The Church of Scientology has a huge presence in Los Angeles (the Celebrity Centre is a literal mansion that takes up an entire block), and they aren’t afraid to share their thoughts on medicine. Scientologists really hate psychiatry, and they went so far to reveal their low opinion of it that they opened a museum. Technically ran by “The Citizens Commission on Human Rights,” Psychiatry: An Industry of Death features exhibits on some of the worst practices used to treat mental illness, including electro-shock therapy, straightjackets, lobotomies, psychiatric drugs, and the poor state of psychiatric hospitals throughout history (referred to as insane asylums). While the museum does fairly critique these practices, there are also exhibits focused on how psychiatry is not an actual medical practice, has harmed endless patients, and is one of the major reasons for the rise of Nazis.

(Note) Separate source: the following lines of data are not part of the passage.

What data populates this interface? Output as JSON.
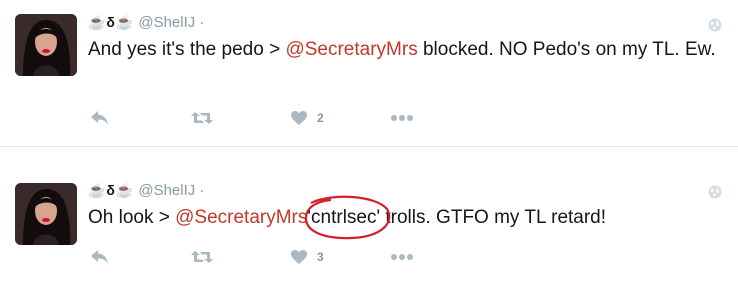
{
  "tweets": [
    {
      "display_name": "☕δ☕",
      "handle": "@ShelIJ",
      "separator": "·",
      "text_before": "And yes it's the pedo > ",
      "mention": "@SecretaryMrs",
      "text_after": " blocked. NO Pedo's on my TL. Ew.",
      "like_count": "2"
    },
    {
      "display_name": "☕δ☕",
      "handle": "@ShelIJ",
      "separator": "·",
      "text_before": "Oh look > ",
      "mention": "@SecretaryMrs",
      "circled_text": "'cntrlsec'",
      "text_after": " trolls. GTFO my TL retard!",
      "like_count": "3"
    }
  ],
  "icons": {
    "privacy": "globe-icon",
    "reply": "reply-icon",
    "retweet": "retweet-icon",
    "like": "heart-icon",
    "more": "more-dots-icon"
  },
  "colors": {
    "mention": "#c0392b",
    "icon": "#aab8c2",
    "annotation": "#d0202a"
  }
}
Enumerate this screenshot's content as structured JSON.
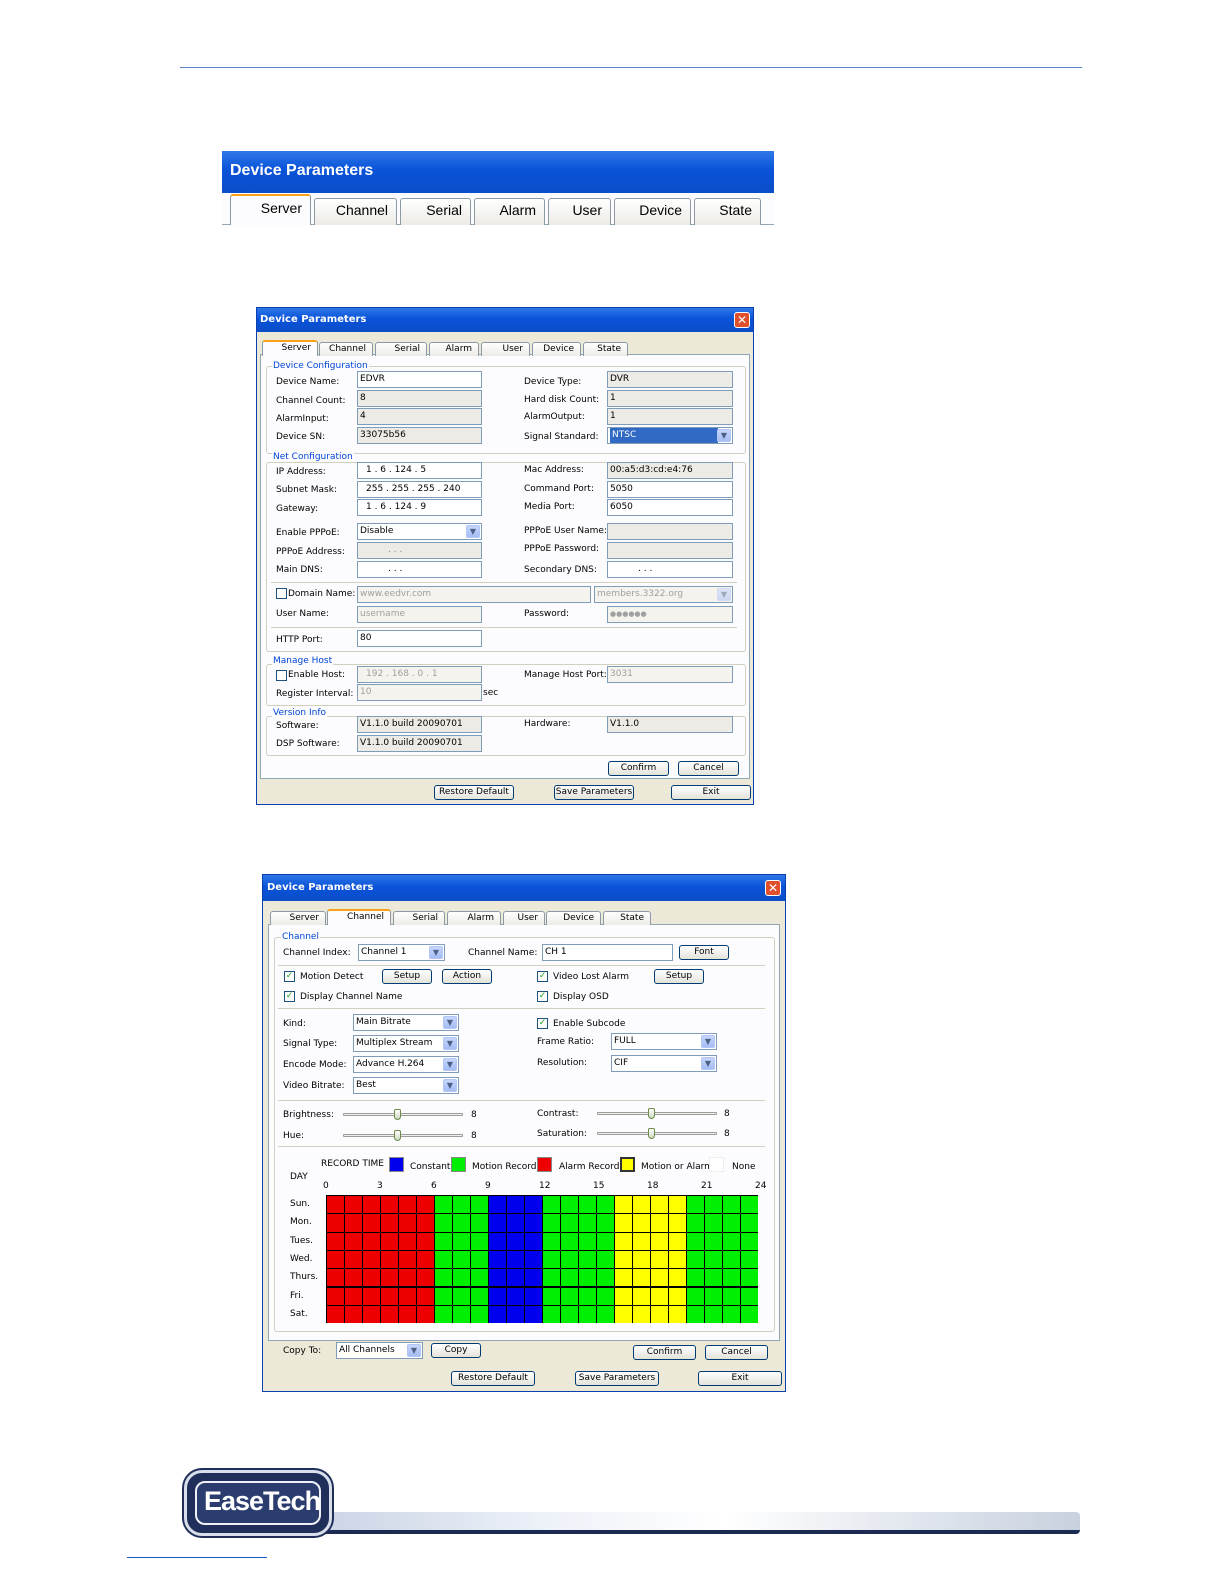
{
  "colors": {
    "constant": "#0000ee",
    "motion": "#00ee00",
    "alarm": "#ee0000",
    "motion_or_alarm": "#ffff00",
    "none": "#ffffff",
    "title_blue": "#0a52d8",
    "group_label": "#0046d5"
  },
  "strip": {
    "title": "Device Parameters",
    "tabs": [
      "Server",
      "Channel",
      "Serial",
      "Alarm",
      "User",
      "Device",
      "State"
    ]
  },
  "dlg1": {
    "title": "Device Parameters",
    "tabs": [
      "Server",
      "Channel",
      "Serial",
      "Alarm",
      "User",
      "Device",
      "State"
    ],
    "device_config": {
      "label": "Device Configuration",
      "device_name_label": "Device Name:",
      "device_name": "EDVR",
      "device_type_label": "Device Type:",
      "device_type": "DVR",
      "channel_count_label": "Channel Count:",
      "channel_count": "8",
      "hdd_count_label": "Hard disk Count:",
      "hdd_count": "1",
      "alarm_input_label": "AlarmInput:",
      "alarm_input": "4",
      "alarm_output_label": "AlarmOutput:",
      "alarm_output": "1",
      "device_sn_label": "Device SN:",
      "device_sn": "33075b56",
      "signal_label": "Signal Standard:",
      "signal": "NTSC"
    },
    "net_config": {
      "label": "Net Configuration",
      "ip_label": "IP Address:",
      "ip": "1   .   6   .  124  .   5",
      "mac_label": "Mac Address:",
      "mac": "00:a5:d3:cd:e4:76",
      "mask_label": "Subnet Mask:",
      "mask": "255  . 255  . 255  . 240",
      "cmd_port_label": "Command Port:",
      "cmd_port": "5050",
      "gateway_label": "Gateway:",
      "gateway": "1   .   6   .  124  .   9",
      "media_port_label": "Media Port:",
      "media_port": "6050",
      "pppoe_label": "Enable PPPoE:",
      "pppoe": "Disable",
      "pppoe_user_label": "PPPoE User Name:",
      "pppoe_addr_label": "PPPoE Address:",
      "pppoe_addr": ".       .       .",
      "pppoe_pass_label": "PPPoE Password:",
      "main_dns_label": "Main DNS:",
      "main_dns": ".       .       .",
      "sec_dns_label": "Secondary DNS:",
      "sec_dns": ".       .       .",
      "domain_label": "Domain Name:",
      "domain": "www.eedvr.com",
      "domain_server": "members.3322.org",
      "user_label": "User Name:",
      "user": "username",
      "pass_label": "Password:",
      "pass": "●●●●●●",
      "http_label": "HTTP Port:",
      "http": "80"
    },
    "manage_host": {
      "label": "Manage Host",
      "enable_label": "Enable Host:",
      "host": "192  .  168  .   0   .   1",
      "port_label": "Manage Host Port:",
      "port": "3031",
      "interval_label": "Register Interval:",
      "interval": "10",
      "sec": "sec"
    },
    "version": {
      "label": "Version Info",
      "software_label": "Software:",
      "software": "V1.1.0 build 20090701",
      "hardware_label": "Hardware:",
      "hardware": "V1.1.0",
      "dsp_label": "DSP Software:",
      "dsp": "V1.1.0 build 20090701"
    },
    "confirm": "Confirm",
    "cancel": "Cancel",
    "restore": "Restore Default",
    "save": "Save Parameters",
    "exit": "Exit"
  },
  "dlg2": {
    "title": "Device Parameters",
    "tabs": [
      "Server",
      "Channel",
      "Serial",
      "Alarm",
      "User",
      "Device",
      "State"
    ],
    "group_label": "Channel",
    "channel_index_label": "Channel Index:",
    "channel_index": "Channel 1",
    "channel_name_label": "Channel Name:",
    "channel_name": "CH 1",
    "font": "Font",
    "motion_detect": "Motion Detect",
    "setup": "Setup",
    "action": "Action",
    "video_lost": "Video Lost Alarm",
    "display_channel_name": "Display Channel Name",
    "display_osd": "Display OSD",
    "kind_label": "Kind:",
    "kind": "Main Bitrate",
    "enable_subcode": "Enable Subcode",
    "signal_type_label": "Signal Type:",
    "signal_type": "Multiplex Stream",
    "frame_ratio_label": "Frame Ratio:",
    "frame_ratio": "FULL",
    "encode_mode_label": "Encode Mode:",
    "encode_mode": "Advance H.264",
    "resolution_label": "Resolution:",
    "resolution": "CIF",
    "video_bitrate_label": "Video Bitrate:",
    "video_bitrate": "Best",
    "brightness_label": "Brightness:",
    "brightness": "8",
    "contrast_label": "Contrast:",
    "contrast": "8",
    "hue_label": "Hue:",
    "hue": "8",
    "saturation_label": "Saturation:",
    "saturation": "8",
    "slider_fraction": 0.45,
    "record_time": "RECORD TIME",
    "day": "DAY",
    "legend": [
      "Constant",
      "Motion Record",
      "Alarm Record",
      "Motion or Alarm",
      "None"
    ],
    "hours": [
      "0",
      "3",
      "6",
      "9",
      "12",
      "15",
      "18",
      "21",
      "24"
    ],
    "days": [
      "Sun.",
      "Mon.",
      "Tues.",
      "Wed.",
      "Thurs.",
      "Fri.",
      "Sat."
    ],
    "schedule": {
      "alarm": [
        0,
        6
      ],
      "motion": [
        6,
        9
      ],
      "constant": [
        9,
        12
      ],
      "motion_2": [
        12,
        16
      ],
      "motion_or_alarm": [
        16,
        20
      ],
      "motion_3": [
        20,
        24
      ]
    },
    "copy_to_label": "Copy To:",
    "copy_to": "All Channels",
    "copy": "Copy",
    "confirm": "Confirm",
    "cancel": "Cancel",
    "restore": "Restore Default",
    "save": "Save Parameters",
    "exit": "Exit"
  },
  "footer": {
    "logo_text": "EaseTech"
  }
}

This unusual museum is certainly a sight to behold.
7. Go Bowling at Highland Park Bowl
In 1927, Highland Park Bowl opened inside a speakeasy disguised as a doctor’s office, where one could get a “prescription” for medicinal whiskey. As the years went on, the bowling alley was used for many other events until it nearly fell apart. In 2015, the building was refurbished to resemble its original 1920s setting. Highland Park Bowl’s original wooden arches and eight lanes were refurbished, while the old pins were transformed into chandeliers and lamps. Along the walls are posters for vintage bowling leagues and cigarette machines. In order to fully complete the jazz age experience, Highland Park Bowl hosts jazz concerts.
8. Sip on a Tropical Cocktail at The Tonga Hut
In 1958, brothers Ace and Ed Libby opened The Tonga Hut. Today, it’s Los Angeles’s oldest running tiki bar, and it’s a true throwback to the kitsch of the 1950s. Canoes, fountains, grass-skirted women, and a massive tiki named “Big Mo” are all part of the campy fun. There are 78 different drinks on the menu, and you can even try to finish them all in one year. If you win, you become an official member of the Loyal Order of the Drooling Bastard. You’ll get your very own plaque on the wall with your own D.B. name.
Sarah Mina Osman is a freelance writer who specializes in writing about pop culture, travel, mental health, and identity. You can keep up with her on Twitter @SarahMinaOsman. She has a deep appreciation for sloths and tacos.
Bob Baker Marionette Theater photo by Terrell Tangonan, used by permission of the theater
Highland Park Bowl photo by Wonho Frank Lee, courtesy of Highland Park Bowl
Hollywood Forever Cemetery photo by Flickr user chotda, used under a Creative Commons license
Old Zoo photo by Thomas Hawk, used under a Creative Commons license
The Last Bookstore photo by Flicr user vagueonthehow, used under a Creative Commons license
La Brea Tar Pits photo by Kimon Berlin, used under a Creative Commons license
Psychiatry: An Industry of Death photo by Museum Geek, used under a Creative Commons license
Tonga Hut photo by Steven Miller, used under a Creative Commons license